Although public awareness is increasing in regard to the realities of childhood sexual abuse (CSA) for boys, adult male survivors of CSA often delay disclosure of the abuse for years or even decades. Little is known about the factors that impede or obstruct disclosure for sexually abused boys/men and because disclosure is often a prerequisite to help-seeking and accessing resources for help and support, unfortunately many adult male survivors of CSA never receive the support that they deserve and need.

Breaking the silence

Over the past two decades, public awareness of the sexual abuse of boys has increased dramatically. Stemming from national news coverage, in particular, the airing of Mary Raftery’s exposure of sexual abuse scandals within well-established institutions in Ireland (States of Fear, 1999 / Cardinal Sins, 2002) the direct response from the Irish Government to these broadcasts was to commission several wide reaching and explosive reports (Ferns, 2005 / Ryan, 2009 / Murphy, 2009 / Cloyne, 2011) which began to reveal the level and nature of abuse that had been, and continued to be perpetrated on the nation’s young boys and girls. Public disclosures by international figures and celebrities (US actor Tyler Perry, former professional cyclist Greg LeMond) plus mainstream films (Songs for a Raggy Boy, 2003 / The Kite Runner, 2007 / Mystic River, 2003 / The Prince of Tides, 1991/  Sleepers, 1996), and public campaigns by survivor organisations, led by One in Four, have introduced and continue to keep the issue of CSA of boys in the awareness of a large segment of the general public.

A lifetime of silence and secrecy

Despite this improved awareness, there is still considerable stigma attached to being a male survivor of childhood sexual abuse (CSA). Research in The USA (Easton, 2012) found that approximately 15% of adult men reported being sexually abused during childhood with many of these survivors remaining silent about the abuse for years or even decades despite experiencing considerable distress. On average, participants in this research study waited 21 years after the time of the abuse to tell someone, and 28 years to have an in-depth discussion about the sexual abuse.

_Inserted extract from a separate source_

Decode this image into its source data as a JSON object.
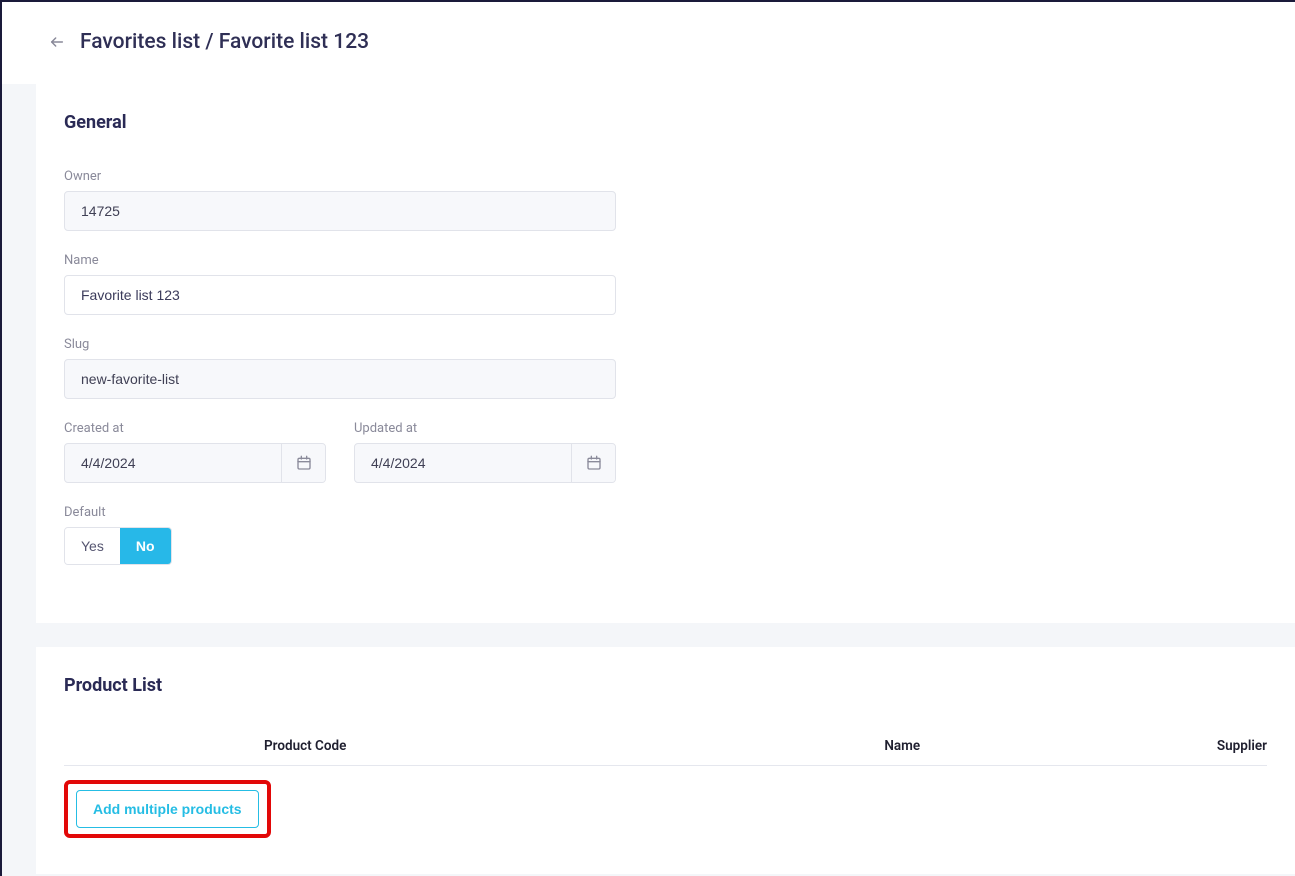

The report concluded that male survivors of CSA often wait long into adulthood before disclosing / discussing the sexual abuse and the impact this has had on their entire lives.